Awakened at 4 a.m. by the sound of a bugle called “Reveille,” Marine Corps recruits present themselves for accountability and following a regimen of personal hygiene and morning clean-up, they undergo rigorous physical training from Monday through Saturdays. After a morning meal, the recruits begin the day's scheduled training, which typically includes classes, drills, or martial arts. On Sundays, recruits are offered the morning to attend various religious services and take personal time for personal activities such as writing letters, working out, doing laundry, or preparing uniforms and equipment.

“Some training and activities I did were obstacle courses, shooting range, marching and drilling, push-ups, pull-ups, planks, a lot of running, learning how to use tourniquets, how to read a map and compass, combat maneuvers and formations, and Marine Corps knowledge and customs,” Goslant said. “What I enjoyed most about boot camp was the constant exercise and being surrounded by other Marines and recruits who have similar goals to me. The brother and sisterhood you form doesn’t compare to any friendship from high school and earlier.”

He said what he disliked the most about boot camp were recruits that didn’t want to improve themselves and not try as hard as everyone else.

“They would hold us back constantly. I also had a hard time being away from my family,” he said.

Embracing each new challenge that came his way at boot camp as an opportunity, Goslant turned out to be a standout Marine Corps recruit at Parris Island.

“I became the Guide and Honor Graduate for my platoon because the original dudes that were in charge didn’t cut it. The guide before me ran out of the gas chamber and cried like a baby,” Goslant said. ”I showed my Drill Instructors how much I wanted to be the leader of the platoon by how badly I wanted to earn the title United States Marine, by getting good test scores, shooting high expert at the range, and having high first class Physical Fitness and Combat Fitness test scores.”

He said that the platoon guide has to be the picture perfect recruit and Marine, always trying to do the

right thing and be a good example for the rest of the platoon to follow.

“I originally went to boot camp not wanting to be one of those guys that stands out from everyone else because everyone told me to keep my head down, but I noticed how important it was for me to step up and build my leadership skills so I could be a better leader in the future,” Goslant said. “Boot camp really made me reflect on my past, thinking about my entire outlook on life and how to interact with others changed. I can say I improved as a man because of what I went through on Parris Island.”

On Jan. 13, Goslant graduated from the U.S. Marine Corps boot camp, leading his platoon across the parade deck as one of five Honor Graduates out of a graduating class of 264 Marines.

It was a moment of great pride for him as his family and friends were able to travel to Parris Island to watch the graduation ceremony.

“I had a big group at graduation.

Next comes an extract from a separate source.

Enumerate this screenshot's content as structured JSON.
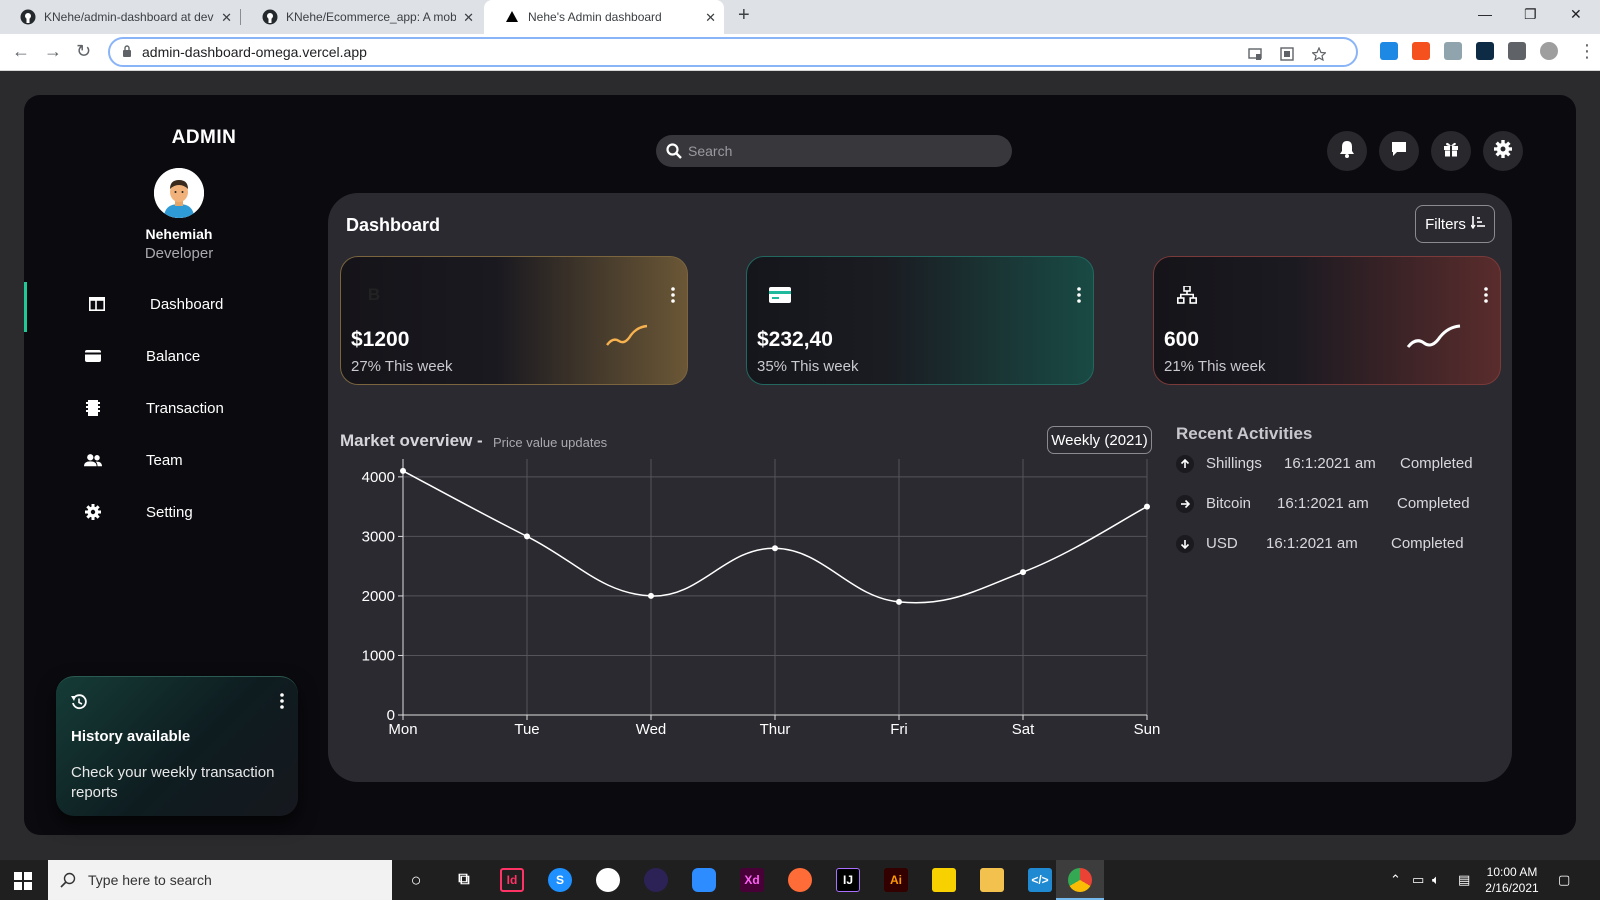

My mom Tammy, my dad Albert, my brother Jake, grandmother, aunt, and uncle, and my second family, the Morteros, were there,” he said. “It was an emotional experience seeing my loved ones again.”

He’s a Private First Class, E-2, currently stationed with his recruiters in Scarborough, Auburn, and Brunswick until February when he will be attending the U.S. Marine Corps School of Infantry at Camp Geiger in North Carolina.

“ I have a five- year Infantry contract and I’m hoping to be a 0311 (Rifleman),” Goslant said. “Some

things I look forward to doing during my career are to become a better leader and person, travel the world, meet good people, go to college, and keep our country, community, and my loved ones safe.”

Now that boot camp is in his rear view mirror, Goslant says in his spare time he likes spending time with his family, working out, playing video games, listening to music, and playing guitar.

“Some advice I would give to anyone who wants to earn the title United States Marine or join any of the branches is to be comfortable being uncomfortable and strive to be better every day,” he said. “Everything in the Marine Corps is a competition so you should set goals to make yourself better than those around you. A strong mind leads to a strong body.” <